The University of Edinburgh’s Needlework Development Collection (NDS) is a unique group of 17-20th century textiles gifted to ECA in 1961. This historic teaching aid, was intended to incite interest in needlework and improve design standards; a legacy is still relevant today. The embroideries required specialist conservation methods to enable safe handling as an accessible collection for the 21st century and beyond.
Outreach was at the heart of the NDS. This project continued this legacy, promoting and sharing the scheme with a broader audience. In autumn 2016 NDS embroideries facilitated pilot projects to support this funding bid. These included The Scottish Prison Service, The Welcoming who work exclusively with refugees, and Artstop a Glasgow life project with young families in a designated area of deprivation. These demonstrated the value of handling collections as a mechanism for outreach, enticing learning and teaching through precious heritage, and engendering an understanding and thirst to preserve craft skills and protect the collection.
Activities within this project
The Embroiderers Guild participants,
The welcoming, Women Syrian refugees, 1 mixed group of individuals
Scottish Prison Service, women, men.
Re-mounting of samples
Stitch stories workshops with all participants
Supported by the core team, activities were designed to, involve all participants in a range of activities.
Visits to archives establish context for the project.
Practical workshops making mounts to preserve the pieces for future generations will afford a sense of shared ownership through contribution.
Participants subsequently learned embroidery stitches related to these historic examples in creative workshops.
Stitching their own stories, participants developed a fuller appreciation of the potential artistic and therapeutic benefits of embroidery.
Principal Investigator, research assistant, workshop assistant and amateur expert volunteers
Conservation and mount making Training sessions with conservator Tuula Pardoe
Stitch analysis of samples
To maintain the relevance of this collection as a teaching resource for the 21st century and beyond, sessions analysed samples and video recorded stitch techniques. These were attached to the project website, cross referenced with samples. www.embroideredstories.eca.ed.ac.uk
Legacy and impact
NDS samples in accessible mounts with annotated interpretation of stitch content.
The collection is better managed and recorded, with easier accessed
People involved have a better understanding of textiles conservation and have learned skills in craft and design
Links have been strengthened between academia and the wider community through research collections
Preservation of skills and knowledge of the craft of embroidery through hands on experience shared through the wider community.
Personal stories stitched by individuals.
Fully accessible illustrated blog and website of the full project
The exhibition and event to conclude the project brought all groups together as a celebration.
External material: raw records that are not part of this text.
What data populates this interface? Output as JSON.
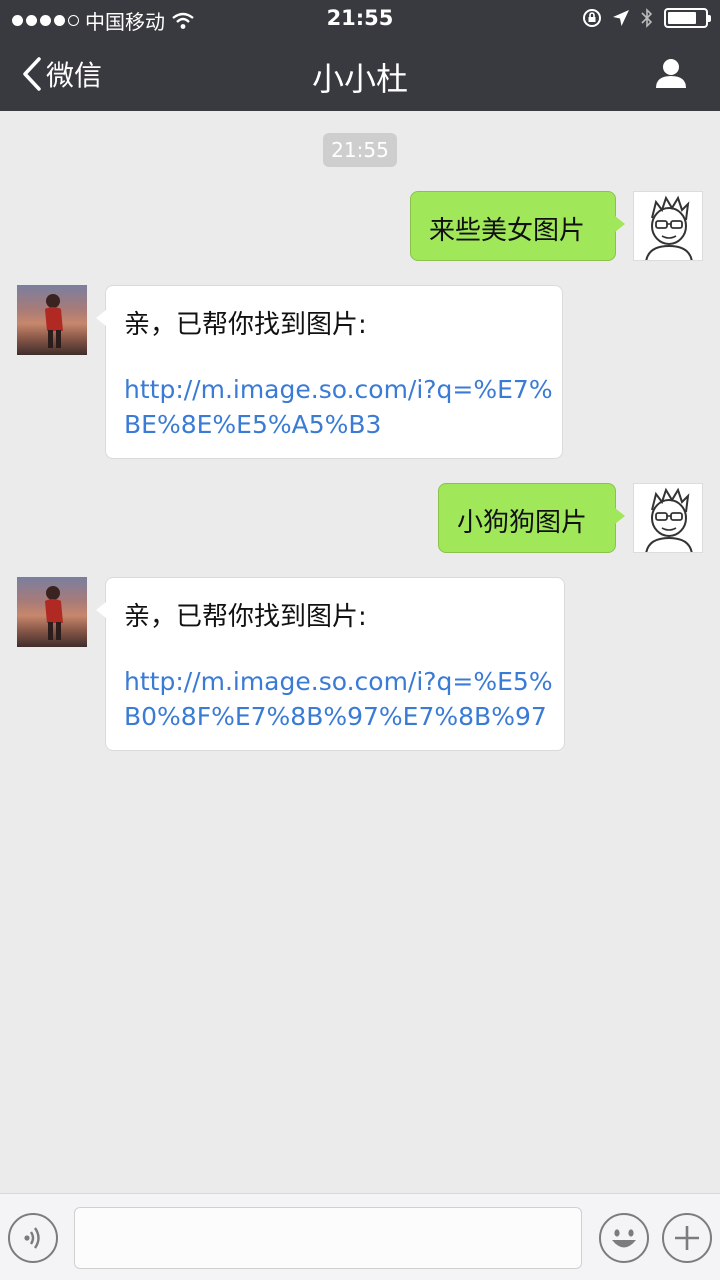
{
  "status_bar": {
    "carrier": "中国移动",
    "time": "21:55",
    "signal_icon": "signal-dots-icon",
    "wifi_icon": "wifi-icon",
    "lock_icon": "orientation-lock-icon",
    "location_icon": "location-arrow-icon",
    "bluetooth_icon": "bluetooth-icon",
    "battery_icon": "battery-icon",
    "battery_level": 0.78
  },
  "navbar": {
    "back_label": "微信",
    "title": "小小杜",
    "contact_icon": "person-icon"
  },
  "chat": {
    "timestamp": "21:55",
    "messages": [
      {
        "from": "me",
        "text": "来些美女图片"
      },
      {
        "from": "bot",
        "intro": "亲，已帮你找到图片:",
        "link": "http://m.image.so.com/i?q=%E7%BE%8E%E5%A5%B3"
      },
      {
        "from": "me",
        "text": "小狗狗图片"
      },
      {
        "from": "bot",
        "intro": "亲，已帮你找到图片:",
        "link": "http://m.image.so.com/i?q=%E5%B0%8F%E7%8B%97%E7%8B%97"
      }
    ]
  },
  "input_bar": {
    "voice_icon": "voice-input-icon",
    "emoji_icon": "emoji-icon",
    "plus_icon": "plus-icon",
    "text_value": ""
  },
  "colors": {
    "bar_bg": "#393a3f",
    "chat_bg": "#ebebeb",
    "sent_bubble": "#a0e75a",
    "received_bubble": "#ffffff",
    "link": "#3a7bd5"
  }
}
This included the re-mounted historic pieces, the related publications and associated NDS archival material held at The University, the stitched stories of participants and live demonstrations of stitching techniques.
The legacy of the NDS was to encourage greater interest in needlework. This project promotes the art and craft to a broader audience through caring for, and learning from this precious archive, and taking inspiration from this toward the future. It is this premise that this project is grounded in. This project is only the beginning of what is hoped will be grander ambitions for this precious heritage.